 Moving from Long Island, New York in the fall of 1991, the chiropractic college opened at this site after purchasing the old Eisenhower College from the state, who controlled the closed campus. The college is known to be one of the best chiropractic colleges in the country.
- Town of Seneca Falls, New York - History, Retrieved Jun. 2, 2015.
- "American FactFinder". United States Census Bureau. Retrieved 2008-01-31.
- Pacheco, Manny (December 11, 2010). "It’s a Wonderful Life Museum opens.". Retrieved December 23, 2010.
- "Annual Estimates of the Resident Population for Incorporated Places: April 1, 2010 to July 1, 2014". Retrieved June 4, 2015.
- "Census of Population and Housing". Census.gov. Retrieved June 4, 2015.
- 2010 U.S. census report for Seneca Falls, New York
- http://www.sfcs.k12.ny.us/, accessed Oct 1, 2006
- http://www.sfcs.k12.ny.us/FrankKnight.cfm, Frank M Knight School official website, accessed Oct 1, 2006
- http://www.sfcs.k12.ny.us/ElizabethCady.cfm, Elizabeth Cady Stanton School website, accessed Oct 1, 2006
- http://www.sfcs.k12.ny.us/MiddleSchool.cfm, Seneca Falls Middle School website, accessed Oct 1, 2006
- http://www.sfcs.k12.ny.us/Academy.cfm, Mynderse Academy website, accessed Oct 1, 2006
- http://www.ccsenecafalls.com/flcs Finger Lakes Christian School Website, accessed Oct 1, 2006
- http://www.nysed.gov/COMS/CF050/CF0504?SEDCODE=560701859281 New York State Department of Education listing for Finger Lakes Christian School, and http://www.nysed.gov/admin/560701/859281.html NYSDE list of school administrators accessed Oct 1, 2006
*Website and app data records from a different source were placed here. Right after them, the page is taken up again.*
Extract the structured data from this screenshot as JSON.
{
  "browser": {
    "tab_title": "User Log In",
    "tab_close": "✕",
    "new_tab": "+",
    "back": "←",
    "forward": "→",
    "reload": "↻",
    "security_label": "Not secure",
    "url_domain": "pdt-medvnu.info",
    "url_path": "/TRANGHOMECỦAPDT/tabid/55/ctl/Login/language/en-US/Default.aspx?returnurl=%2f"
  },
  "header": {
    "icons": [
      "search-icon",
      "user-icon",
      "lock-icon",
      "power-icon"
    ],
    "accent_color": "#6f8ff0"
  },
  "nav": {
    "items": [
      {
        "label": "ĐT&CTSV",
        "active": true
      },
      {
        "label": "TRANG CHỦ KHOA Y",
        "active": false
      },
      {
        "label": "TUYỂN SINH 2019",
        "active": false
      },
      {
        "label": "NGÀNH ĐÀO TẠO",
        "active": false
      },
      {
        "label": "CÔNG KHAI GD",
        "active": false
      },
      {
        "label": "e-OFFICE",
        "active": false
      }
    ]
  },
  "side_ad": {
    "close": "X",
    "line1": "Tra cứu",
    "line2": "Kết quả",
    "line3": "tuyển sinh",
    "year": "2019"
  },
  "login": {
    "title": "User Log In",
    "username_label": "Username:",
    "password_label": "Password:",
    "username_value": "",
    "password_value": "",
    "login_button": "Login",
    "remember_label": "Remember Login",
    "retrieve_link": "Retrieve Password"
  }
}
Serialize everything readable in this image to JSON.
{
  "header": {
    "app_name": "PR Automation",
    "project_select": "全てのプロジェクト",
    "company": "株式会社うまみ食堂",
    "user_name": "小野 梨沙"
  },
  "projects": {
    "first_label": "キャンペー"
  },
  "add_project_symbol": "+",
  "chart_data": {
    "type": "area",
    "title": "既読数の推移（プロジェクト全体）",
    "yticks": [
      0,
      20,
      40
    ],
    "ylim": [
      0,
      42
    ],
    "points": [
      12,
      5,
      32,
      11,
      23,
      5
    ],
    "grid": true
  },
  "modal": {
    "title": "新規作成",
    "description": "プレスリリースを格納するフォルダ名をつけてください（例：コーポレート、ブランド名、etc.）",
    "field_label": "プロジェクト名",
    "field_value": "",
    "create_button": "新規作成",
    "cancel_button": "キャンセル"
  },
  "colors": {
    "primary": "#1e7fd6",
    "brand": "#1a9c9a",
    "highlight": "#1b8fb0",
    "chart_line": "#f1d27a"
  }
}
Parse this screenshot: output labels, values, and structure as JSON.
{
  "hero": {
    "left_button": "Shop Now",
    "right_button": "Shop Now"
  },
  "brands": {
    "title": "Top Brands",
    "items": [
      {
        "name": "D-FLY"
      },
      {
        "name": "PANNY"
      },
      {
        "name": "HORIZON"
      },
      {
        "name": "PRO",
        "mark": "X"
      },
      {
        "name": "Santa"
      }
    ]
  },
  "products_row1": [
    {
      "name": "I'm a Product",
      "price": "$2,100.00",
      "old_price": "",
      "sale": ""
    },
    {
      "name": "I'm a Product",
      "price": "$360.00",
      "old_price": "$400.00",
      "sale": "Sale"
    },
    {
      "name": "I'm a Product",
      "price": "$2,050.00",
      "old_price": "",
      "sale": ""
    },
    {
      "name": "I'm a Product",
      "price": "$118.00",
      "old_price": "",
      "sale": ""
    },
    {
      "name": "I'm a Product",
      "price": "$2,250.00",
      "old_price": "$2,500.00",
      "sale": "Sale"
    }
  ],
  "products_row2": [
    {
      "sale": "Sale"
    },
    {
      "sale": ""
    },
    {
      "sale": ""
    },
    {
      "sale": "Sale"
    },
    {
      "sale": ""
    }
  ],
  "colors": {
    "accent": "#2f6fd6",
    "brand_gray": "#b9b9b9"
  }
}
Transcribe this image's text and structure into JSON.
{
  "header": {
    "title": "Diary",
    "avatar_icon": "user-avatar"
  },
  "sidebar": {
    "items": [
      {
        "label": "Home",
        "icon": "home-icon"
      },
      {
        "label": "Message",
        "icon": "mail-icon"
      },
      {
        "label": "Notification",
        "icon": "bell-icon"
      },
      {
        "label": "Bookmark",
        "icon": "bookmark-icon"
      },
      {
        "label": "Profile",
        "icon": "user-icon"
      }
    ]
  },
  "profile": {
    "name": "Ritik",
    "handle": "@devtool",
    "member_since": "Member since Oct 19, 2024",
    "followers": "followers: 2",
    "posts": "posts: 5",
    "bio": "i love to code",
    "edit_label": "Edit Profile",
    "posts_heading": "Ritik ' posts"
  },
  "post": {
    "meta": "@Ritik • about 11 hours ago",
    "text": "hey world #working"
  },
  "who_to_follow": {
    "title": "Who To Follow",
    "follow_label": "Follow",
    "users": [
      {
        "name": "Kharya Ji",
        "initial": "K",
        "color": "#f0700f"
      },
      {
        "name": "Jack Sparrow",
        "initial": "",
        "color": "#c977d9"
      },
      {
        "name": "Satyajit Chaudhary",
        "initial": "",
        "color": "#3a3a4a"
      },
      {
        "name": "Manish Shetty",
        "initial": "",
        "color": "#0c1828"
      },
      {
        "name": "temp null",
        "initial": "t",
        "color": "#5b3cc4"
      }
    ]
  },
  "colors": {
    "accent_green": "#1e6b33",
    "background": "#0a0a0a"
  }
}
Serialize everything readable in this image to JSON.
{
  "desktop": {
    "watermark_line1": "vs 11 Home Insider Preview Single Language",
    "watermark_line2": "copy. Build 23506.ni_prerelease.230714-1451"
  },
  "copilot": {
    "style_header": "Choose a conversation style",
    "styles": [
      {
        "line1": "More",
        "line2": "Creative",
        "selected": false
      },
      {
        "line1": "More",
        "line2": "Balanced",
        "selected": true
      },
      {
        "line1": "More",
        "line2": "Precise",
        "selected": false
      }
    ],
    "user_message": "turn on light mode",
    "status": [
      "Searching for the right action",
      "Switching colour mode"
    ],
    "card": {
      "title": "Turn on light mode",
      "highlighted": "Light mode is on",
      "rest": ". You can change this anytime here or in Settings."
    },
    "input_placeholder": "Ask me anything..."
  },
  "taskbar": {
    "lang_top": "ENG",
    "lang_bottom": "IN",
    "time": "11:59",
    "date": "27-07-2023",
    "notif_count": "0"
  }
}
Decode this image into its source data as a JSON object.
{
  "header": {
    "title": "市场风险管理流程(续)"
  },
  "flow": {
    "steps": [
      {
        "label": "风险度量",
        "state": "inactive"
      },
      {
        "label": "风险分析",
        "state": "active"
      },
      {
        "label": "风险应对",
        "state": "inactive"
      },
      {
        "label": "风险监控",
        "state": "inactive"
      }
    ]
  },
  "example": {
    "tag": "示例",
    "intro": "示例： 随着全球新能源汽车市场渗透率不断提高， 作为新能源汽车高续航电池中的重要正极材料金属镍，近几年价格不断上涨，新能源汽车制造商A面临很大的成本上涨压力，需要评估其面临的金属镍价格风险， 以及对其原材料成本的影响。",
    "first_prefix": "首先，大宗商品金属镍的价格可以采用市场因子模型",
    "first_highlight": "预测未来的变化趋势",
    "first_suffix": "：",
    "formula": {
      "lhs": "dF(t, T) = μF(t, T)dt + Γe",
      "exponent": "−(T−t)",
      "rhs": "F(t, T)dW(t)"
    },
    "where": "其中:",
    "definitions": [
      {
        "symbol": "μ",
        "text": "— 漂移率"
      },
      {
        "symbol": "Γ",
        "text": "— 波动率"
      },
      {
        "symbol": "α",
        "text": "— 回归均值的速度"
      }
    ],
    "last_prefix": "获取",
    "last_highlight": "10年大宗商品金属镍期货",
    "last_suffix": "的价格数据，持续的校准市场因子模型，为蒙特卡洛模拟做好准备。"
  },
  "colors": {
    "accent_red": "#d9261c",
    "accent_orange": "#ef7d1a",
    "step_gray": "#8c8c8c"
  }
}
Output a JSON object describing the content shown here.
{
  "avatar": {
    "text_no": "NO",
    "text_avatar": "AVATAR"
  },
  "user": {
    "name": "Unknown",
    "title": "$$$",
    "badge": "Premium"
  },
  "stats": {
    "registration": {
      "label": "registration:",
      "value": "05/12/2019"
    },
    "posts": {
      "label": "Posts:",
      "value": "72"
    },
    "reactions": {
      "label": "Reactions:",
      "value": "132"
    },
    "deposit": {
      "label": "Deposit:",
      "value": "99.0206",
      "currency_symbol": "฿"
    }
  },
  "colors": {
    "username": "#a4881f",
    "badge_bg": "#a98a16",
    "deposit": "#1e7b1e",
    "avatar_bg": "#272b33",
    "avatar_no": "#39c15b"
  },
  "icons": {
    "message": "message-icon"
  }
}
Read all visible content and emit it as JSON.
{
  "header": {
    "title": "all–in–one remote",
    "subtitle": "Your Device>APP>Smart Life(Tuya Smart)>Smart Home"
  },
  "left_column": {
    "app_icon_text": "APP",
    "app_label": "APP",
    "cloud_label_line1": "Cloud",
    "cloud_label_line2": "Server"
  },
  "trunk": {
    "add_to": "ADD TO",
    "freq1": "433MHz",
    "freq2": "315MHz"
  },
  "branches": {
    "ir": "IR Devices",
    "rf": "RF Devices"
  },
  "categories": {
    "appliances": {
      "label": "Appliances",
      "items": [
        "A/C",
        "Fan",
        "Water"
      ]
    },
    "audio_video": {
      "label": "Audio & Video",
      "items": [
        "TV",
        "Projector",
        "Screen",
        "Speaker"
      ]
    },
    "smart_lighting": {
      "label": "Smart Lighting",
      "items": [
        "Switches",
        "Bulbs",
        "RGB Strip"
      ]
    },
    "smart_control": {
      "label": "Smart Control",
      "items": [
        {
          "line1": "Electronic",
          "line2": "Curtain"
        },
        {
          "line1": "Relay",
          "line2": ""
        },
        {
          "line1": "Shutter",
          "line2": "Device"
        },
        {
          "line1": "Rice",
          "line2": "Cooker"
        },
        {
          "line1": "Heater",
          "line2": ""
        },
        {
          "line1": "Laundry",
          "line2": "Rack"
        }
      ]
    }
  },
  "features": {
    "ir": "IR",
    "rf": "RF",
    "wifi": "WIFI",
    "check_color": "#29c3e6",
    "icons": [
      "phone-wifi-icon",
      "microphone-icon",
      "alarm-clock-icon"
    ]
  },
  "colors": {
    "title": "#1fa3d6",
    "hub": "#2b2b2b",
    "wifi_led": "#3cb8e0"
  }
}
- http://www.nycc.edu/ New York Chiropractic College website, accessed Oct 1, 2006